    There are a lot of factors going into order routing and most of the time your broker is balancing routing options with speed. Ultimately this leads to several scenarios...

    1) The customer gets a fast fill at a good price he is happy and never mentions it.

    2) The customer gets a fast fill at an inferior price and then calls to compalin about the price.

    3) The customer gets a slow fill at a good price and calls to complain about the speed.

    4) The customer gets a slow fill at a bad price and imediately post to ET about what scum brokers are and how they need to switch to a new broker.

    Bottom line is... know how they work your orders. If you approve logically than stick with them. If not find another broker. Do not let fill prices and speed of a few trades determine you executing broker.

    It is just like sticking with a trading system. You believe it logically and you accept the bad trades with the good. Or you switch trading systems.

  5. ============

    That sounds wrong' 'normal get filled when market stops moving;''
    does that happen like 20 times in a row???. Wouldnt put up with that

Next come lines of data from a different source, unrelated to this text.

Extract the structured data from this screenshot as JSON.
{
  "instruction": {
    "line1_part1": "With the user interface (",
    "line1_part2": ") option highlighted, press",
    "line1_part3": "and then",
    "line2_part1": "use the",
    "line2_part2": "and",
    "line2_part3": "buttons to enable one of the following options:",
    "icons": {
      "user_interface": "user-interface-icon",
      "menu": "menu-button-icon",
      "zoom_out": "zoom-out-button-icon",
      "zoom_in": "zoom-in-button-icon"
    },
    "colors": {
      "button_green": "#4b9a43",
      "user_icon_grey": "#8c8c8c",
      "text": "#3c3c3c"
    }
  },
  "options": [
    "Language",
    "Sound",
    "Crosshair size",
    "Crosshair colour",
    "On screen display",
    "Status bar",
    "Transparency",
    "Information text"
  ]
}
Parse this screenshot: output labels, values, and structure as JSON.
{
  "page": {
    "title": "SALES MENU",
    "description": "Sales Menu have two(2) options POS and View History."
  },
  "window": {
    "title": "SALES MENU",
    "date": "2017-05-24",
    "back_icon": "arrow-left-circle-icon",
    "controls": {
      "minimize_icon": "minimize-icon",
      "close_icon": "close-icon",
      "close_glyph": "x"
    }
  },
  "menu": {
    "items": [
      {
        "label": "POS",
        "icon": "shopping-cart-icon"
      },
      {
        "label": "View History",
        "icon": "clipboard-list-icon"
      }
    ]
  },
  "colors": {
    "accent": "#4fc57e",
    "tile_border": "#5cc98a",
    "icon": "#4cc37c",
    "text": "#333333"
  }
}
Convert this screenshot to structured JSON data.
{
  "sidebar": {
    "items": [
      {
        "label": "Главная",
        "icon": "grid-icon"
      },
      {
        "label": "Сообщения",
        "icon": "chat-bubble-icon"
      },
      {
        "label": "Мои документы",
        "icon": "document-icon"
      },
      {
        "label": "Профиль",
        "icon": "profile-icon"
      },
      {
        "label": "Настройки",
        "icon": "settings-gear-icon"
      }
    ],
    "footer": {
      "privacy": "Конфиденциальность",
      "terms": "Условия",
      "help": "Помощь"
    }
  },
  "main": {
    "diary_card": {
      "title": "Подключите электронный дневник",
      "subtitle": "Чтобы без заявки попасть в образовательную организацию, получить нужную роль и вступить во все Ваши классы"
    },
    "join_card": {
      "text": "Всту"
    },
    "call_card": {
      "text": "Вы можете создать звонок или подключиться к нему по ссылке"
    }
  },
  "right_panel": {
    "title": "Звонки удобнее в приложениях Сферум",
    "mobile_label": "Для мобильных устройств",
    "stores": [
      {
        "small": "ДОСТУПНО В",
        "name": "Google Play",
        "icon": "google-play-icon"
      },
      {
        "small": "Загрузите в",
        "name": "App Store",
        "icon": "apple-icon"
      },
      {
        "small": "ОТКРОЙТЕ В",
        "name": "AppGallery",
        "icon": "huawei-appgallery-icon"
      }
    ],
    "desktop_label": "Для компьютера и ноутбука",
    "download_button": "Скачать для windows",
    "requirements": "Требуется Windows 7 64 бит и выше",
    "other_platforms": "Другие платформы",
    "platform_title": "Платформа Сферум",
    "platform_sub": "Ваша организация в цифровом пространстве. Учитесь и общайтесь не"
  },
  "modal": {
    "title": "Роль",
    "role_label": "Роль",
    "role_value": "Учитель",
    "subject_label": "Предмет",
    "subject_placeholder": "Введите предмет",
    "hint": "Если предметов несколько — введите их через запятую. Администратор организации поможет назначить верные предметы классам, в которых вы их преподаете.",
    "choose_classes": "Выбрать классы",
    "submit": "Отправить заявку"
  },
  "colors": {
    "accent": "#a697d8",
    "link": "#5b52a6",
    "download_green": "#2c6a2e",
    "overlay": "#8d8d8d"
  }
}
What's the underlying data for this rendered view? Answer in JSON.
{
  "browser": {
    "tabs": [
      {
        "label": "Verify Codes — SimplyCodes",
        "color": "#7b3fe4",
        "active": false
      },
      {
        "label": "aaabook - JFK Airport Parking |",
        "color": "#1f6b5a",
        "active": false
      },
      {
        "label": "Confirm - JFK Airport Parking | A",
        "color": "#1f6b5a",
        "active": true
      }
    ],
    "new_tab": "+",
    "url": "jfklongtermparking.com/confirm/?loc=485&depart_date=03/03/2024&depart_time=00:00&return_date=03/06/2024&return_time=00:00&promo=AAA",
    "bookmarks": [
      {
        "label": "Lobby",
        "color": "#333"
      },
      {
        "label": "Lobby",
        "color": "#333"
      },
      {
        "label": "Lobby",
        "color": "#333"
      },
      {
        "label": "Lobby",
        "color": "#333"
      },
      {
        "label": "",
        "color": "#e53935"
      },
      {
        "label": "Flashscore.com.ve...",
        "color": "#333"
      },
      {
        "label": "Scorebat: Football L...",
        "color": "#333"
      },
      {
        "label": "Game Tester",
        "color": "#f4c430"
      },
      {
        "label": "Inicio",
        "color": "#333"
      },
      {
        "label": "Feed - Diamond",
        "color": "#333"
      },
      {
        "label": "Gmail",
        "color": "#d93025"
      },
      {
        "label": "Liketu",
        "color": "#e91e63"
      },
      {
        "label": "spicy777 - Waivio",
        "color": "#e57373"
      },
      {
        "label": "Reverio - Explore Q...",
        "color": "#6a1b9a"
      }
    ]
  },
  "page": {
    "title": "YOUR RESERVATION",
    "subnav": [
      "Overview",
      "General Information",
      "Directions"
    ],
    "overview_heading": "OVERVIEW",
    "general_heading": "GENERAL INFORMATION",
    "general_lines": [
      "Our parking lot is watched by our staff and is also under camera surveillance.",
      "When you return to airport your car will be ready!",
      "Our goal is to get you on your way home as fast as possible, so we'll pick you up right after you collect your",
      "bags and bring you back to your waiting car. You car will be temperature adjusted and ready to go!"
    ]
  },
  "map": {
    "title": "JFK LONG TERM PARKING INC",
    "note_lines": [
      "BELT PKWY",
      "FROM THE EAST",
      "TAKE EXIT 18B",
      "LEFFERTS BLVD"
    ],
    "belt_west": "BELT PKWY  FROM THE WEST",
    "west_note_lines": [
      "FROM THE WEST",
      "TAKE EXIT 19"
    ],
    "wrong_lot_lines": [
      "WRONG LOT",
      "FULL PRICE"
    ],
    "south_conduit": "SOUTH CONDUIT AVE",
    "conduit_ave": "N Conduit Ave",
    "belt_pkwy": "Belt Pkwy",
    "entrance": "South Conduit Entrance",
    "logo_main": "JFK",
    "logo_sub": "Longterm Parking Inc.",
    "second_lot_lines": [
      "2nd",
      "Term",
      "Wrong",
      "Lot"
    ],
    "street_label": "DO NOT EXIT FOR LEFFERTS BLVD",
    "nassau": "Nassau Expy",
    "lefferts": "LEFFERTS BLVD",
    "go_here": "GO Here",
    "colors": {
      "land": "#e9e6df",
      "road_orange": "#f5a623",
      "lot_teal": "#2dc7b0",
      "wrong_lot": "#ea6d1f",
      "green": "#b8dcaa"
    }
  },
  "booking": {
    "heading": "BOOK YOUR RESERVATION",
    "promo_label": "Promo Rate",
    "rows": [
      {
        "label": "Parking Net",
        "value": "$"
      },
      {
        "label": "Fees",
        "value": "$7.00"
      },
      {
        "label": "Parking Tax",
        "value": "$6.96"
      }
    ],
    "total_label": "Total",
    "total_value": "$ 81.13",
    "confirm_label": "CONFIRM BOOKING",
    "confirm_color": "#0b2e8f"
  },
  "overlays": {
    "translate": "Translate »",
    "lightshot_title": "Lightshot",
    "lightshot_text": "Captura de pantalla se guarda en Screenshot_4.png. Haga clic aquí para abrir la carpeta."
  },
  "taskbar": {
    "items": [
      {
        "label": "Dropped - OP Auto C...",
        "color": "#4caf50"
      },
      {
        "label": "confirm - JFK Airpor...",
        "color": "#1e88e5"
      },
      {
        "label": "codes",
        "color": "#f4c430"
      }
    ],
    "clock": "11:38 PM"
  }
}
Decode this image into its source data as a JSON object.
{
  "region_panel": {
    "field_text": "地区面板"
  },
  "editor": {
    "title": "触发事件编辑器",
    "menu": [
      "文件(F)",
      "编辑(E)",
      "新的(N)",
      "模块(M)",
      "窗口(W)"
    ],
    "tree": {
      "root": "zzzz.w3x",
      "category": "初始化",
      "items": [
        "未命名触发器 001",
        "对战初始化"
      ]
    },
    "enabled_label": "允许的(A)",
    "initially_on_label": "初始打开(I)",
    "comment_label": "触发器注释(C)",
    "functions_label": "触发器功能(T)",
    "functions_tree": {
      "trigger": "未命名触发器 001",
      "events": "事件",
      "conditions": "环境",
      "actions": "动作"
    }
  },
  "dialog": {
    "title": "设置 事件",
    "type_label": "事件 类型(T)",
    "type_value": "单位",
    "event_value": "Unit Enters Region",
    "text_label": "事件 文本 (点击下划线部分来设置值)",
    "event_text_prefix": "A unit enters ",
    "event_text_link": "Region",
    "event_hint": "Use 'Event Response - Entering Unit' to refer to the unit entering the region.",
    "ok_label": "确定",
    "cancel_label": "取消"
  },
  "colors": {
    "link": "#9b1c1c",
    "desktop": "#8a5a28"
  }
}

    However they say Blair Hull was the slowest market maker on the floor;
    so thats fine by me , slow , but consistantly good fills.

    Only a scalper would complain about the latter;
    browser based stuff also does that 5 second stuff.

    Slow speed/bad fills needs to be changed;
    but never seen any NasdaQQQ as precise as NYSE, reguardless of Broker.:cool:

    Would want to test NYSE before I blame some one else,
  6. ArcticTrader

    ArcticTrader Guest

    I see what you're saying... my broker seems to place limit orders and then cancel/replace them on the way down/up as the stock runs away.

    I can't see how any broker can possibly justify doing this and calling it a market order, since if I wanted to place a limit order at $50.00, cancel it, then place another one at a lower price, I would do exactly that myself.

    One would think that a market order should actually be a market order, that's why I'm sending it as such!

    Anyways, there doesn't seem to be an option to send a true market order, so I guess I'll just have to deal with it or change brokers.